DJL Ultrapad Custom Ableton Instrument Rack Free Download

Yesterday, head Vocal Booth Weekender impressario Andy Ward (@handyward) encouraged me to follow Danny J Lewis on Twitter, since Lewis makes very helpful house music tutorial videos for the likes of Music Tech Mag.  Well, today, I spotted a tweet by @Traxsource that speaks of a free 4-layered Ableton Live synth rack available to anyone that purchases Danny’s new ”Bump Tha Bounce” promo on Traxsource this week.  While the synth is not quite “free”, the track itself is quite sweet, as is the synth, so if you’re an Ableton producer that also happens to like DJL’s song(s), a song + bonus synth is a really nice deal for a few bucks.  By the way, Danny has 42 video tutorials on a variety of production topics, so subscribe to his Youtube channel.

The tune is expected to drop on Friday, so keep your eyes peeled.

From @DannyJLewis:

Free @ableton synth rack if you buy the new release on sale from Friday as a @traxsource exclusive >

The kick drum is arguably the single most important element in House Music—a weak kick can break an otherwise great track—and this new video tutorial from Quantize Courses addresses all thinks kick.  Although I don’t use Ableton Live, the fundamentals of kick drum production are fairly consistent from DAW to DAW.  Enjoy!

True Colors: Color-coding your DAW to Improve Workflow

Computer Music Magazine Issue 171

This month’s issue of Computer Music Magazine (Nov, #171) is sure to please you House Music producers that also make Dubstep, but one article in particular caught my eye.  From page 65:

True Colors: Intelligent use of color-coding in your DAW could potentially transform your workflow and help you make tracks faster and more efficiently.  Here’s how it’s done

I’ve been color-coding my audio and midi tracks and regions for a long time now, and it’s definitely something worth getting into a habit with.  For example, my drums are always red, my vocals and samples always yellow, and my basslines and synths purple.  Youd’ be surprised what taking 5 minutes at the beginning of your session to color-code your stuff can do for your long-term efficiency.  It really does help speed up your workflow.  By the way, once your tracks are color-coded by instrument, you can use the Select Equal Colors command in Logic to highlight all the drums, for example, which you can then Mute or Solo in one fell swoop.  Pretty neat.

Similarly, in Logic Pro, I code the channel strips with the same color code.  So if I set up a Bus/Aux Strip for drums, I make sure to color that strip red as well.

The article shows you how to color-code in all the major DAWs: Logic Pro, Pro Tools, and Ableton Live.

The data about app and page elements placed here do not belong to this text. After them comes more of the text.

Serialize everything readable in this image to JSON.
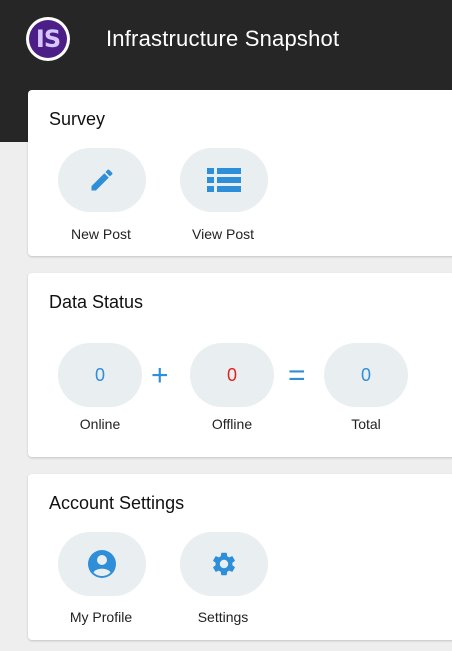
{
  "header": {
    "logo_text": "IS",
    "title": "Infrastructure Snapshot"
  },
  "survey": {
    "title": "Survey",
    "new_post_label": "New Post",
    "view_post_label": "View Post"
  },
  "data_status": {
    "title": "Data Status",
    "online_count": "0",
    "offline_count": "0",
    "total_count": "0",
    "plus_sign": "+",
    "equals_sign": "=",
    "online_label": "Online",
    "offline_label": "Offline",
    "total_label": "Total"
  },
  "account": {
    "title": "Account Settings",
    "profile_label": "My Profile",
    "settings_label": "Settings"
  },
  "icons": {
    "new_post": "pencil-icon",
    "view_post": "list-icon",
    "profile": "user-circle-icon",
    "settings": "gear-icon"
  },
  "colors": {
    "accent": "#2f8ed8",
    "offline": "#e02424",
    "header_bg": "#262626"
  }
}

There was one tip the article gave that I had never thought of before (one of the many reasons why these kinds of mags can be so useful): instead of coloring by instruments, you can color entire blocks of your song (intro, lead-in, verse, chorus, outro, etc.).  This can be very helpful when it’s time for you to arrange your song, or to quickly jump around from part to part.  Sweet!